Hunt Custom Surfboards was started by Gregg Hunt in 2000 and is located in Alhambra, CA. Hunt Custom Surfboards specializes in quality hand shaped longboards with emphasis on classic style and modern performance characteristics. While they do offer a large variety of stock boards, if you can’t find a board that fits your surfing style, they can shape a custom board for you.

All surfboards feature Walker Foam blanks and quality glass jobs from Shoreline Glassing, located in Hermosa Beach. All Hunt Custom Surfboards utilize hand crafted fins from Fibreglas Fin Co.

Gregg Hunt grew up surfing in California at well known spots like Malibu and D&W Jetty. He began shaping custom surfboards in 2000 specifically for noseriding and trimming and has constantly refined his shapes over the last six years.


Filed in: Shaper Reviews (CA) | On: May 7th, 2007 | Comments: (1)
Bookmark this at |


San Diego shaper Tim Bessell’s shaping beginnings happened in his parent’s garage when he shaped his first board at the age of 13. A couple years later he began shaping for Sunset Surfboards and began making a name for himself. Tim later moved to to ultimate testing grounds of Hawaii where his shaping was put to the highest test. He shaped for Lightning Bolt Surfboards which at the time was one of the top surfboard manufacturers around.

After moving back to California, Tim got into art and apparel and began making a name for himself in those respective endeavors. In 1997, he decided to focus only on surfboards and Tim Bessell Surfboards was resurrected.

Tim has produced over 43,000 surfboards which have been featured on the covers of major surf publications.
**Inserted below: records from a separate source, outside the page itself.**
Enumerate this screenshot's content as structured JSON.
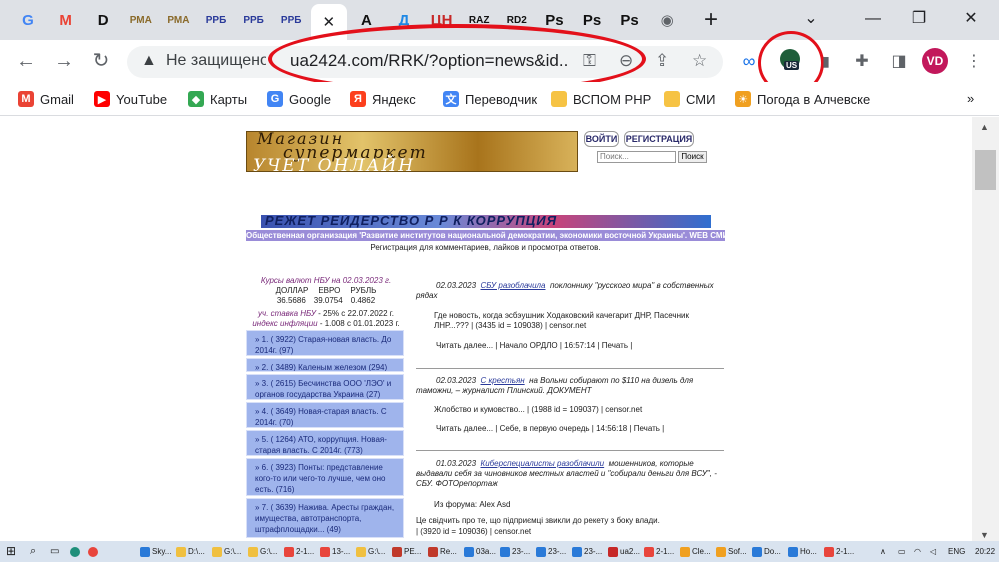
{
  "browser": {
    "tabs": [
      {
        "label": "G",
        "icon": "google-icon",
        "color": "#4285f4"
      },
      {
        "label": "M",
        "icon": "gmail-icon",
        "color": "#ea4335"
      },
      {
        "label": "D",
        "icon": "d-icon",
        "color": "#111111"
      },
      {
        "label": "РМА",
        "icon": "pma-icon",
        "color": "#8a6a2a"
      },
      {
        "label": "РМА",
        "icon": "pma-icon",
        "color": "#8a6a2a"
      },
      {
        "label": "РРБ",
        "icon": "rrb-icon",
        "color": "#2a3a9a"
      },
      {
        "label": "РРБ",
        "icon": "rrb-icon",
        "color": "#2a3a9a"
      },
      {
        "label": "РРБ",
        "icon": "rrb-icon",
        "color": "#2a3a9a"
      },
      {
        "label": "✕",
        "icon": "close-icon",
        "color": "#202124",
        "active": true
      },
      {
        "label": "A",
        "icon": "a-icon",
        "color": "#111111"
      },
      {
        "label": "Д",
        "icon": "d-cyr-icon",
        "color": "#1e88e5"
      },
      {
        "label": "ЦН",
        "icon": "cn-icon",
        "color": "#c62828"
      },
      {
        "label": "RAZ",
        "icon": "raz-icon",
        "color": "#111111"
      },
      {
        "label": "RD2",
        "icon": "rd2-icon",
        "color": "#111111"
      },
      {
        "label": "Ps",
        "icon": "ps-icon",
        "color": "#111111"
      },
      {
        "label": "Ps",
        "icon": "ps-icon",
        "color": "#111111"
      },
      {
        "label": "Ps",
        "icon": "ps-icon",
        "color": "#111111"
      },
      {
        "label": "◉",
        "icon": "globe-icon",
        "color": "#5f6368"
      }
    ],
    "new_tab": "+",
    "window_buttons": {
      "dropdown": "⌄",
      "minimize": "—",
      "restore": "❐",
      "close": "✕"
    },
    "nav": {
      "back": "←",
      "forward": "→",
      "reload": "↻"
    },
    "address": {
      "warning_icon": "▲",
      "status": "Не защищено",
      "url": "ua2424.com/RRK/?option=news&id..."
    },
    "extension_badge": "US",
    "profile_initials": "VD",
    "bookmarks": [
      {
        "label": "Gmail",
        "icon": "gmail-icon",
        "color": "#ea4335",
        "glyph": "M"
      },
      {
        "label": "YouTube",
        "icon": "youtube-icon",
        "color": "#ff0000",
        "glyph": "▶"
      },
      {
        "label": "Карты",
        "icon": "maps-icon",
        "color": "#34a853",
        "glyph": "◆"
      },
      {
        "label": "Google",
        "icon": "google-icon",
        "color": "#4285f4",
        "glyph": "G"
      },
      {
        "label": "Яндекс",
        "icon": "yandex-icon",
        "color": "#fc3f1d",
        "glyph": "Я"
      },
      {
        "label": "Переводчик",
        "icon": "translate-icon",
        "color": "#4285f4",
        "glyph": "文"
      },
      {
        "label": "ВСПОМ PHP",
        "icon": "folder-icon",
        "color": "#f6c344",
        "glyph": ""
      },
      {
        "label": "СМИ",
        "icon": "folder-icon",
        "color": "#f6c344",
        "glyph": ""
      },
      {
        "label": "Погода в Алчевске",
        "icon": "weather-icon",
        "color": "#f0a020",
        "glyph": "☀"
      }
    ],
    "bookmarks_more": "»"
  },
  "site": {
    "banner_lines": [
      "Магазин",
      "супермаркет",
      "УЧЕТ ОНЛАЙН"
    ],
    "login": "ВОЙТИ",
    "register": "РЕГИСТРАЦИЯ",
    "search_placeholder": "Поиск...",
    "search_button": "Поиск",
    "rrk_banner": "РЕЖЕТ РЕЙДЕРСТВО  Р Р К  КОРРУПЦИЯ",
    "org_line": "Общественная организация 'Развитие институтов национальной демократии, экономики восточной Украины'. WEB СМИ",
    "reg_line": "Регистрация для комментариев, лайков и просмотра ответов.",
    "rates": {
      "title": "Курсы валют НБУ на 02.03.2023 г.",
      "headers": [
        "ДОЛЛАР",
        "ЕВРО",
        "РУБЛЬ"
      ],
      "values": [
        "36.5686",
        "39.0754",
        "0.4862"
      ],
      "rate_label": "уч. ставка НБУ",
      "rate_value": "- 25% с 22.07.2022 г.",
      "inflation_label": "индекс инфляции",
      "inflation_value": "- 1.008 с 01.01.2023 г."
    },
    "menu": [
      {
        "text": "» 1. ( 3922) Старая-новая власть. До 2014г. (97)"
      },
      {
        "text": "» 2. ( 3489) Каленым железом (294)"
      },
      {
        "text": "» 3. ( 2615) Бесчинства ООО 'ЛЭО' и органов государства Украина (27)"
      },
      {
        "text": "» 4. ( 3649) Новая-старая власть. С 2014г. (70)"
      },
      {
        "text": "» 5. ( 1264) АТО, коррупция. Новая-старая власть. С 2014г. (773)"
      },
      {
        "text": "» 6. ( 3923) Понты: представление кого-то или чего-то лучше, чем оно есть. (716)"
      },
      {
        "text": "» 7. ( 3639) Нажива. Аресты граждан, имущества, автотранспорта, штрафплощадки... (49)"
      }
    ],
    "news": [
      {
        "date": "02.03.2023",
        "link": "СБУ разоблачила",
        "title": "поклоннику \"русского мира\" в собственных рядах",
        "body": "Где новость, когда эсбэушник Ходаковский качегарит ДНР, Пасечник ЛНР...??? | (3435 id = 109038) | censor.net",
        "meta": "Читать далее... | Начало ОРДЛО | 16:57:14 | Печать |"
      },
      {
        "date": "02.03.2023",
        "link": "С крестьян",
        "title": "на Вольни собирают по $110 на дизель для таможни, – журналист Плинский. ДОКУМЕНТ",
        "body": "Жлобство и кумовство... | (1988 id = 109037) | censor.net",
        "meta": "Читать далее... | Себе, в первую очередь | 14:56:18 | Печать |"
      },
      {
        "date": "01.03.2023",
        "link": "Киберспециалисты разоблачили",
        "title": "мошенников, которые выдавали себя за чиновников местных властей и \"собирали деньги для ВСУ\", - СБУ. ФОТОрепортаж",
        "body": "Из форума: Alex Asd",
        "extra": "Це свідчить про те, що підприємці звикли до рекету з боку влади.",
        "meta": "| (3920 id = 109036) | censor.net"
      }
    ]
  },
  "taskbar": {
    "items": [
      "Sky...",
      "D:\\...",
      "G:\\...",
      "G:\\...",
      "2-1...",
      "13-...",
      "G:\\...",
      "РЕ...",
      "Re...",
      "03а...",
      "23-...",
      "23-...",
      "23-...",
      "ua2...",
      "2-1...",
      "Cle...",
      "Sof...",
      "Do...",
      "Ho...",
      "2-1..."
    ],
    "lang": "ENG",
    "time": "20:22"
  }
}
He has also shaped surfboards for some of the top surfers in the world who include eter King, Luke Egan, Jon Roseman, Glen Winton, Brad Gerlach, Vetea David, and Ricky Irons to name a few.

Bessell’s custom surfboards and willingness to work with each individual customer has help build his strong reputation in San Deigo.